Things you never knew about "The Original Amateur Hour" TV show such as... More than a million acts ---- featuring more than three-and-a-half million performers ---- auditioned for "The Original Amateur Hour".
» 2005 marked the 70th Anniversary of the broadcast debut of "The Original Amateur Hour" on radio in 1935.
"The Original Amateur Hour" is an American Institution. The archives from this national treasure are now stored in Washington D.C. at the Library Of Congress.
» It was the longest-lived variety program in the history of broadcasting...airing from March, 1935 through September, 1970 and with a new series in 1992 for 1 season.
» On radio with Major Edward Bowes as host and on television with Ted Mack at the helm, "The Original Amateur Hour" was consistently one of the highest-rated programs on-the-air.
» "The Original Amateur Hour" introduced the famous "Wheel Of Fortune" and the phrase: " 'round and 'round she goes...and where she stops...nobody knows"...as well as the infamous "gong".
» More than a million acts ----fe aturing more than three-and-a-half million performers ---- auditioned for "The Original Amateur Hour".
» More than 25,000 acts have appeared on "The Original Amateur Hour".
» More than 50 amateurs who first appeared on the show went on to become top international stars.
» "The Original Amateur Hour" originated from every major city in the United States as well as from Korea, Ireland, Israel, Austria, Guatemala, Mexico and Yugoslavia.
» The final program of "The Original Amateur Hour", with Ted Mack as host, aired on September 27, 1970. It was show number 1,651.
» 13 more episodes titled: "The New Original Amateur Hour" with Willard Scott as host in 1992 on The Family Channel. They were show #'s 1,652 through 1,665. On one of those shows, a new act discovered was Nick Carter, now of The Backstreet Boys.
Some of the stars who first got their start on "The Original Amateur Hour" (and whose debut performances we have exclusive rights to) include:
- JOEY BISHOP
- ROBERT BLAKE
- PAT BOONE
- THERESA BREWER
- MARIA CALLAS
- IRENE CARA
- JACK CARTER
- NICK CARTER (of the Backstreet Boys)
- JOEY DEE AND THE STARLIGHTERS
- REV. LOUIS FARRAKHAN
- JOSE FELICIANO
- FRANK FONTAINE
- CONNIE FRANCIS
- THE GENTRYS
- GEORGIA GIBBS
- RAUL JULIA
- STUBBY KAYE
- ALAN KING
- ROBERT KLEIN
- GLADYS KNIGHT
- PENNY MARSHALL
- ROBERT MERRILL
- PHYLLIS NEWMAN
- BERT PARKS
- FREDA PAYNE
- REGINA RESNIK
- JAMES SHIGETA
- BEVERLY SILLS
- FRANK SINATRA
- JIM STAFFORD
- LARRY STORCH
- JERRY VALE
- PAUL WINCHELL & JERRY MAHONEY
- VERA ELLEN
Photo Gallery: Get a glimpse at some of the stars that began their careers on "The Original Amateur Hour" when radio was all the rage!

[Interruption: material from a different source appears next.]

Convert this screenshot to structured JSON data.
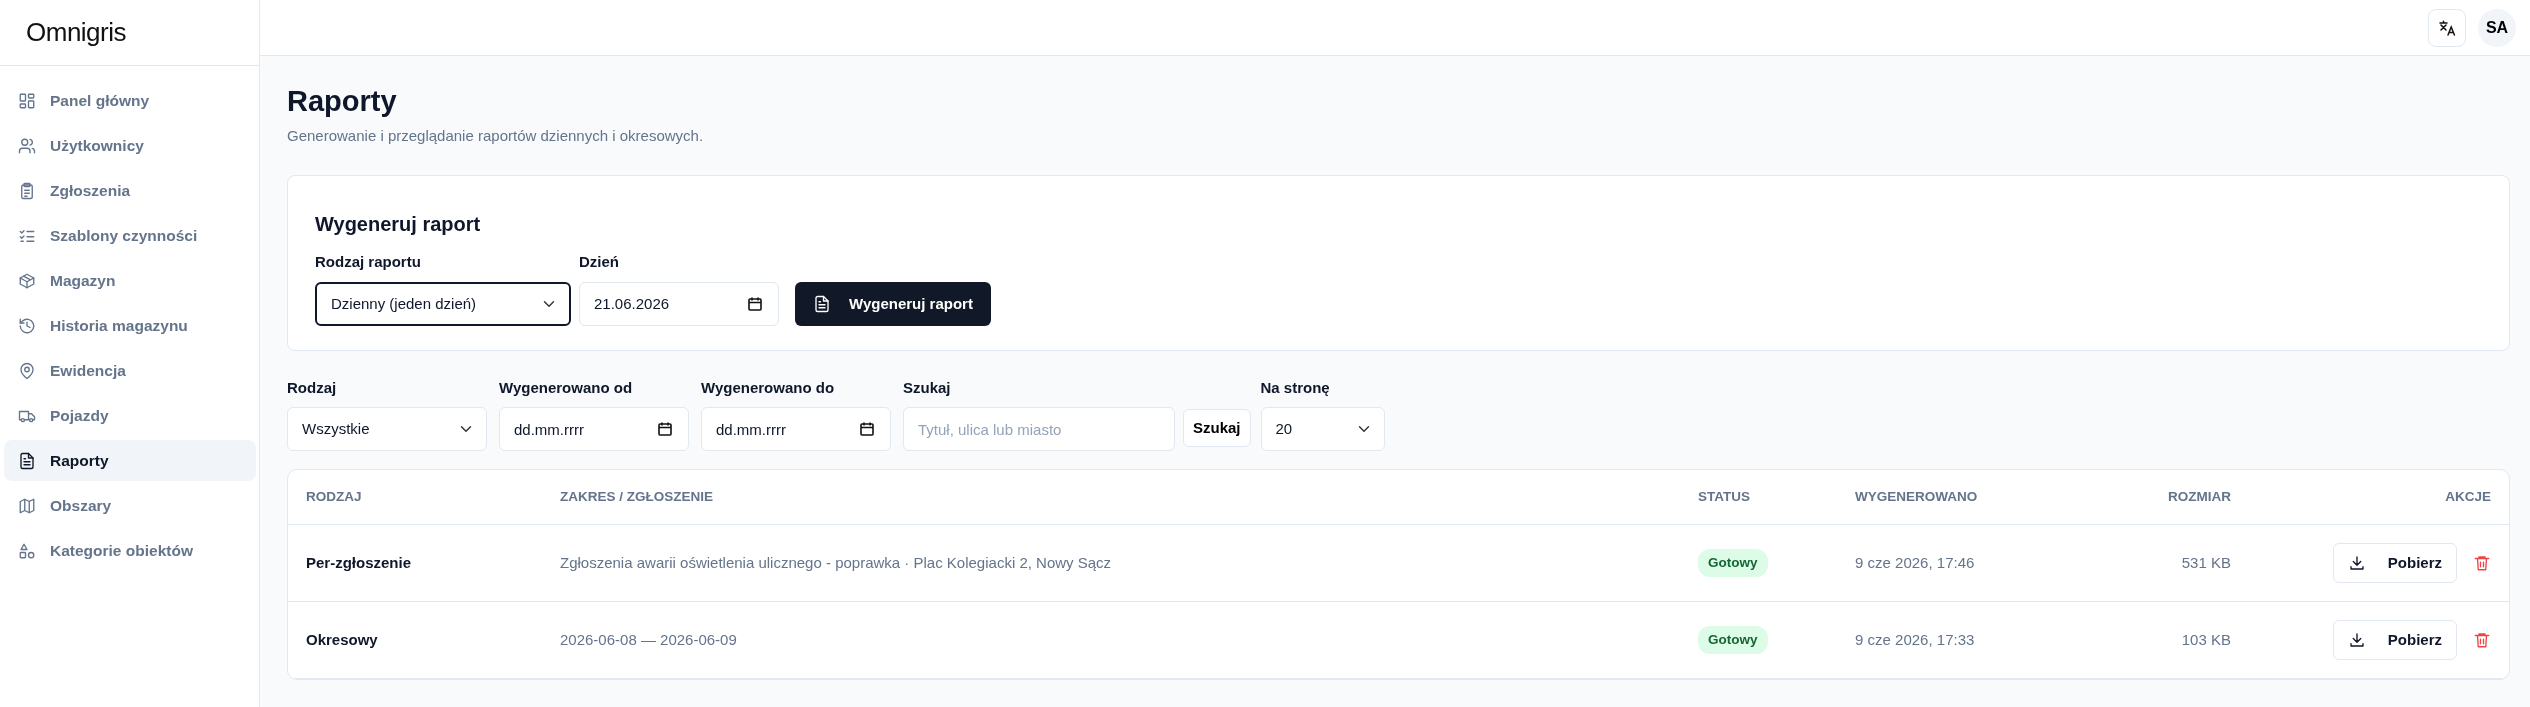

Video Gallery: The video clips included here were taken from the 2-Disc DVD set and feature radio performances of familiar rising stars at the start of their careers.
Photo Gallery: Check out who started their careers on "The Original Amateur Hour", you'll be surprised by these photos!
Video Gallery: See some today's stars and legends as they appeared on "The Original Amateur Hour"!